__Aim of the task__
Down to the final character, output the records below as they stand.
• • • •
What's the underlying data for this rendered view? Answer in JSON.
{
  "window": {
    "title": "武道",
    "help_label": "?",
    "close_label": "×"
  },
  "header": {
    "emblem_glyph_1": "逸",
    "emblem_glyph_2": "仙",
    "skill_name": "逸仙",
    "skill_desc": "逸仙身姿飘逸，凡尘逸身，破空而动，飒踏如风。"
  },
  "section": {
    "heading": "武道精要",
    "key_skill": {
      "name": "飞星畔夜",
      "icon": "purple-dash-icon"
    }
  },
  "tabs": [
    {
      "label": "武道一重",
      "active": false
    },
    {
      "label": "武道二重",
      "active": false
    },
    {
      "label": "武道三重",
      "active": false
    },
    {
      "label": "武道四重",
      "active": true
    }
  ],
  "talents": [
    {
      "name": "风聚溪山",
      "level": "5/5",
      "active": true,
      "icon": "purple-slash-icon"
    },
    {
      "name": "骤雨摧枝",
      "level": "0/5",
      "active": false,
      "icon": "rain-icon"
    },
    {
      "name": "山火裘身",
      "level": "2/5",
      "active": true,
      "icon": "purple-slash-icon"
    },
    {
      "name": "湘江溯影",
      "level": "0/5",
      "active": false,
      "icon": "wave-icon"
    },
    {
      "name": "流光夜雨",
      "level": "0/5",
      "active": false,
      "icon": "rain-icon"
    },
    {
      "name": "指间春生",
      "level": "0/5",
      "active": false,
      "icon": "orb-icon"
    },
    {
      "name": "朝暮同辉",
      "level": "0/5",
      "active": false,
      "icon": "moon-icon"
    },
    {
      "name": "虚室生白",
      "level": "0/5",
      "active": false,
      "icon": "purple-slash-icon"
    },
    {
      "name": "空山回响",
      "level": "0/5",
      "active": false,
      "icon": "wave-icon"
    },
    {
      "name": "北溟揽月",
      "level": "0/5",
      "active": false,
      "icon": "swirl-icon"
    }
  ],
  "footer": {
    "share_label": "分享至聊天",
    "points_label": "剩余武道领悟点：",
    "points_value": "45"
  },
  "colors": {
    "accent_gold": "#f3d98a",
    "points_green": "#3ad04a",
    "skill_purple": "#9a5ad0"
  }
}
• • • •
__Exercise solution__
What's the underlying data for this rendered view? Answer in JSON.
{
  "window": {
    "title": "武道",
    "help_label": "?",
    "close_label": "×"
  },
  "header": {
    "emblem_glyph_1": "逸",
    "emblem_glyph_2": "仙",
    "skill_name": "逸仙",
    "skill_desc": "逸仙身姿飘逸，凡尘逸身，破空而动，飒踏如风。"
  },
  "section": {
    "heading": "武道精要",
    "key_skill": {
      "name": "飞星畔夜",
      "icon": "purple-dash-icon"
    }
  },
  "tabs": [
    {
      "label": "武道一重",
      "active": false
    },
    {
      "label": "武道二重",
      "active": false
    },
    {
      "label": "武道三重",
      "active": false
    },
    {
      "label": "武道四重",
      "active": true
    }
  ],
  "talents": [
    {
      "name": "风聚溪山",
      "level": "5/5",
      "active": true,
      "icon": "purple-slash-icon"
    },
    {
      "name": "骤雨摧枝",
      "level": "0/5",
      "active": false,
      "icon": "rain-icon"
    },
    {
      "name": "山火裘身",
      "level": "2/5",
      "active": true,
      "icon": "purple-slash-icon"
    },
    {
      "name": "湘江溯影",
      "level": "0/5",
      "active": false,
      "icon": "wave-icon"
    },
    {
      "name": "流光夜雨",
      "level": "0/5",
      "active": false,
      "icon": "rain-icon"
    },
    {
      "name": "指间春生",
      "level": "0/5",
      "active": false,
      "icon": "orb-icon"
    },
    {
      "name": "朝暮同辉",
      "level": "0/5",
      "active": false,
      "icon": "moon-icon"
    },
    {
      "name": "虚室生白",
      "level": "0/5",
      "active": false,
      "icon": "purple-slash-icon"
    },
    {
      "name": "空山回响",
      "level": "0/5",
      "active": false,
      "icon": "wave-icon"
    },
    {
      "name": "北溟揽月",
      "level": "0/5",
      "active": false,
      "icon": "swirl-icon"
    }
  ],
  "footer": {
    "share_label": "分享至聊天",
    "points_label": "剩余武道领悟点：",
    "points_value": "45"
  },
  "colors": {
    "accent_gold": "#f3d98a",
    "points_green": "#3ad04a",
    "skill_purple": "#9a5ad0"
  }
}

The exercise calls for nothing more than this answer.